*DATA FOR ANALYSIS*
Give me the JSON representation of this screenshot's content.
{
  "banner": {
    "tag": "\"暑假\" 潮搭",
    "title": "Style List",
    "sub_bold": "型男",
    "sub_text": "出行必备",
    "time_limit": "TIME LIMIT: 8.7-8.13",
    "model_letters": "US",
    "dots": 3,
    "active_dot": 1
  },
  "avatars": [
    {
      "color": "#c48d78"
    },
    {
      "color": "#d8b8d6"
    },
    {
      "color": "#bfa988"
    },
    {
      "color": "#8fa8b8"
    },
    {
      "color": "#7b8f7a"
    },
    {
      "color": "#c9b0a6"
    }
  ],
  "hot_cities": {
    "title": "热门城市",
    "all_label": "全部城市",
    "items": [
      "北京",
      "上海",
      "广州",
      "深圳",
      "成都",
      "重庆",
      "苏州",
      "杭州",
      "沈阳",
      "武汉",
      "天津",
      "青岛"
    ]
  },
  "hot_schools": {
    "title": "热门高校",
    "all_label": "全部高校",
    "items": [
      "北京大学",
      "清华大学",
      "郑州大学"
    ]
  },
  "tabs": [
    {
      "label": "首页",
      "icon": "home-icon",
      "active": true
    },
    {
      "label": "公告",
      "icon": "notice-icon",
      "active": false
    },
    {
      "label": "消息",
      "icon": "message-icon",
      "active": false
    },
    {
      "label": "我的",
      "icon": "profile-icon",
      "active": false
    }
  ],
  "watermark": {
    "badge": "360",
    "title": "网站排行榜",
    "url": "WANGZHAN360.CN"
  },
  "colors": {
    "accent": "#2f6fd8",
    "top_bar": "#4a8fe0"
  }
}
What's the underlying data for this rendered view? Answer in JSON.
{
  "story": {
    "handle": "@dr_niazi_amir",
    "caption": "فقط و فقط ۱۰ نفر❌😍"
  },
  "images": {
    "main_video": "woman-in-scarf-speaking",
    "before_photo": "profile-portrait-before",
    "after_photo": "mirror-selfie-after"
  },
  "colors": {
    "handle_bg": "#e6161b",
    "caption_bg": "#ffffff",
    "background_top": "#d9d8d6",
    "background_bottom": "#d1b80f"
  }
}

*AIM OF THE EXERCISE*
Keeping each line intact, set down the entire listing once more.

*TASK ANSWER*
Give me the JSON representation of this screenshot's content.
{
  "banner": {
    "tag": "\"暑假\" 潮搭",
    "title": "Style List",
    "sub_bold": "型男",
    "sub_text": "出行必备",
    "time_limit": "TIME LIMIT: 8.7-8.13",
    "model_letters": "US",
    "dots": 3,
    "active_dot": 1
  },
  "avatars": [
    {
      "color": "#c48d78"
    },
    {
      "color": "#d8b8d6"
    },
    {
      "color": "#bfa988"
    },
    {
      "color": "#8fa8b8"
    },
    {
      "color": "#7b8f7a"
    },
    {
      "color": "#c9b0a6"
    }
  ],
  "hot_cities": {
    "title": "热门城市",
    "all_label": "全部城市",
    "items": [
      "北京",
      "上海",
      "广州",
      "深圳",
      "成都",
      "重庆",
      "苏州",
      "杭州",
      "沈阳",
      "武汉",
      "天津",
      "青岛"
    ]
  },
  "hot_schools": {
    "title": "热门高校",
    "all_label": "全部高校",
    "items": [
      "北京大学",
      "清华大学",
      "郑州大学"
    ]
  },
  "tabs": [
    {
      "label": "首页",
      "icon": "home-icon",
      "active": true
    },
    {
      "label": "公告",
      "icon": "notice-icon",
      "active": false
    },
    {
      "label": "消息",
      "icon": "message-icon",
      "active": false
    },
    {
      "label": "我的",
      "icon": "profile-icon",
      "active": false
    }
  ],
  "watermark": {
    "badge": "360",
    "title": "网站排行榜",
    "url": "WANGZHAN360.CN"
  },
  "colors": {
    "accent": "#2f6fd8",
    "top_bar": "#4a8fe0"
  }
}
What's the underlying data for this rendered view? Answer in JSON.
{
  "story": {
    "handle": "@dr_niazi_amir",
    "caption": "فقط و فقط ۱۰ نفر❌😍"
  },
  "images": {
    "main_video": "woman-in-scarf-speaking",
    "before_photo": "profile-portrait-before",
    "after_photo": "mirror-selfie-after"
  },
  "colors": {
    "handle_bg": "#e6161b",
    "caption_bg": "#ffffff",
    "background_top": "#d9d8d6",
    "background_bottom": "#d1b80f"
  }
}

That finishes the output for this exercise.